To put the matter in a bit more perspective, here are the Memorial Day gasoline inventory levels since 1990.

Date Vol (million bbl)
May 25, 1990 218.5
May 31, 1991 215.7
May 29, 1992 218.0
May 28, 1993 229.9
May 27, 1994 214.4
May 26, 1995 210.0
May 31, 1996 206.1
May 30, 1997 200.7
May 29, 1998 218.2
May 28, 1999 223.0
May 26, 2000 201.1
May 25, 2001 208.0
May 31, 2002 215.9
May 30, 2003 207.3
May 28, 2004 204.3
May 27, 2005 216.7
May 26, 2006 209.3

Table 1. End of May Gasoline Inventories since 1990
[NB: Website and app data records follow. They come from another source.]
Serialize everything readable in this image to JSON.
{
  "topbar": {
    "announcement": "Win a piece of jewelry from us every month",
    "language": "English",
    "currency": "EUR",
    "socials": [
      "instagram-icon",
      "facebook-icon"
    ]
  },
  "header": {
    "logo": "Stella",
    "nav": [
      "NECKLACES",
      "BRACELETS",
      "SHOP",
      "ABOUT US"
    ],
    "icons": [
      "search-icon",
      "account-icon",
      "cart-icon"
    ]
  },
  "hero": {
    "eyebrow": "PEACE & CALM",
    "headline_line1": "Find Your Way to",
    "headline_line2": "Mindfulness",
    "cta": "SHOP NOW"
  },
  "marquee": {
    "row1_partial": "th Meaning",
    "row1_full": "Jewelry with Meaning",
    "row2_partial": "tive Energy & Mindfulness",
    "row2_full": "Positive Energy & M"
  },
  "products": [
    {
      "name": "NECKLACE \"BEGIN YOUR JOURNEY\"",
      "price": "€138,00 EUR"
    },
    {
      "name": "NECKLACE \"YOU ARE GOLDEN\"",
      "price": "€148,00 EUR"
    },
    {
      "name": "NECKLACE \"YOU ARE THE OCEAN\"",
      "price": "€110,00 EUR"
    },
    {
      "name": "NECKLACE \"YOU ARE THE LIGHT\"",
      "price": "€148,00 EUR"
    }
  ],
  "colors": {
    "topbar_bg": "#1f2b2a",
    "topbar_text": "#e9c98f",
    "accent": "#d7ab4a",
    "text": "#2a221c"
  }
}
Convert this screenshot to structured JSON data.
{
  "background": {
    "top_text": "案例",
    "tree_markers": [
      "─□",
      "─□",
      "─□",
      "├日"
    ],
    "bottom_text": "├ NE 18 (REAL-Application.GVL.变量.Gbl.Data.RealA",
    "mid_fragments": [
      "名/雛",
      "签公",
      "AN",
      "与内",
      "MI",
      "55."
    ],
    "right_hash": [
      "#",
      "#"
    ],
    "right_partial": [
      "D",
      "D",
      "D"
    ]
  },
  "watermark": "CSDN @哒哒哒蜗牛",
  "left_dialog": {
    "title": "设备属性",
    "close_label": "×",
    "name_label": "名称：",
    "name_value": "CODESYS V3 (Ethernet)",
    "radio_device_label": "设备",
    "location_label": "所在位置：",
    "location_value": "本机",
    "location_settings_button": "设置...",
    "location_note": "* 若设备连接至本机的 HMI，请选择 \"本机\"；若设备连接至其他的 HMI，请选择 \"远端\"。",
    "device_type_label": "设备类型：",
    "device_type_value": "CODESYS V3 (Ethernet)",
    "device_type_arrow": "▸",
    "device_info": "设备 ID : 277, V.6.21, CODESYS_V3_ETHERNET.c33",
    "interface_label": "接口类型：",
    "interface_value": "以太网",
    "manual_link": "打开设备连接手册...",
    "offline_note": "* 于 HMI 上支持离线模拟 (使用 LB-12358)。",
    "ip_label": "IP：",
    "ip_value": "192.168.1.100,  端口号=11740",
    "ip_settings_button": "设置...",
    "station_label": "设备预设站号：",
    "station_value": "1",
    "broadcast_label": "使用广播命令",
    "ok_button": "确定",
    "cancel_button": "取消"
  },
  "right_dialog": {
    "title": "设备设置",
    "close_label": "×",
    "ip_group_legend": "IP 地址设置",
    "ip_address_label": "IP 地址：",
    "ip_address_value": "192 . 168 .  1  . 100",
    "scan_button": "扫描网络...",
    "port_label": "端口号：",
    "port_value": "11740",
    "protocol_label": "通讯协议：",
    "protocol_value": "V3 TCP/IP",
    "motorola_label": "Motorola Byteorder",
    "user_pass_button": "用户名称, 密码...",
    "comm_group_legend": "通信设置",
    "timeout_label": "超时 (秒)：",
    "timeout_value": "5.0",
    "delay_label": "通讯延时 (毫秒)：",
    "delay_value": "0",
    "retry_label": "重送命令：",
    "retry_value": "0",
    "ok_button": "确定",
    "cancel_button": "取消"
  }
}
The lowest number on the list is 1997 at 200.7 million barrels. Even to reach that number, we would have to gain (200.7-193.5)/3, or 2.4 million barrels for the next 3 weeks (7.2 million barrels total). And while I think we are likely to see a gain in inventories this week as higher prices continue to bite into demand, we aren’t likely to gain 7.2 million barrels over the next 3 weeks. So, again I go out on a limb and say we will hit Memorial Day with record low inventory levels.

How TWIP is Written

I recently asked Doug MacIntyre how he goes about writing TWIP. Here was his response:

Actually, I wish I knew sometimes. As a write this comment, it’s Tuesday afternoon and I have NO idea what my hook or topic will be (although gasoline does seem to be an obvious choice, not every report can be on gasoline). Sometimes it is mostly written by Tuesday, but most of the time, not a word has been written until Wednesday morning, plus I have to wait until I write those pithy 4 paragraphs of text that gets released with the data at 10:30 am ET! Often, the issues that take the least amount of time seem to be the ones I like the best. Anyway, right now, I’m at a blank for what tomorrow’s edition will be.

BTW, while I write the vast majority of them, I have some colleagues that pitch in every now and then, which I truly appreciate!

I told him he could always write about the blogger who had the amazing foresight months ago to start warning of potential record gasoline prices – based on his weekly reading of TWIP and the EIA statistics. :-)